The eco-regions of the Colorado Plateau, Great Basin and the Mojave Desert all come together in Zion National Park’s 229 square miles. Over 30 new species were identified in the park last year, he said, bringing the flora count up to 1,023, of which 871 are native and 152 introduced.

Fertig said that eight plant species are found only in Zion and 45 found just in Zion and the immediate area.

Some of the rarest plants are found in the wet hanging gardens, in the cool and shady slot canyons, such as:

· Clausen’s violet (Viola clauseniana)
· Joanna’s thistle (Cirsium joannae)
· Hays’ sedge (Carex haysii)
· Foster’s columbine (Aquilegia fosteri)

“These are unusual habitats for desert country,” said Fertig.

He anticipates a colorful spring and summer for flowers, since there’s been good snowfall this year.

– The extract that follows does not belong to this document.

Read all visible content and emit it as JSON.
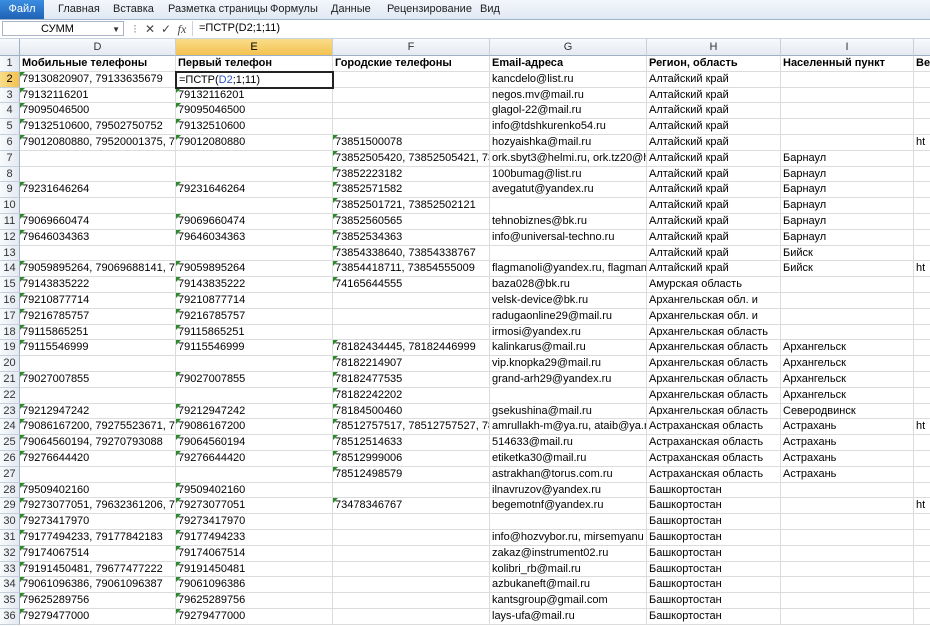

“Flowers in the lower Zion Canyon should be good in late April and early May,” said Fertig. Early June will see a burst of flowers in the park’s higher elevations, he added. “We should get a second burst of flowers in the fall, if there’s good monsoon activity this summer.”

Zion Penstemon (Penstemon Humilis) by Bill Bouton [CC-BY-SA-2.0], via Wikimedia Commons
Zion Penstemon (Penstemon Humilis) by Bill Bouton via Wikimedia Commons

Other plant species unique to Zion National Park include sandstone-loving Slickrock wild buckwheat (Eriogonum jamesii var. rupicola) and Zion penstemon (Penstemon humilis var. obtusifolius), the volcanic outcrop-loving Meyer’s daisy (Erigeron ursinus var. meyerae) and a cliff-dweller: Ruth’s chicken-sage (Sphaeromeria ruthiae).

Geologic formations drive where different plant species are found, said Fertig.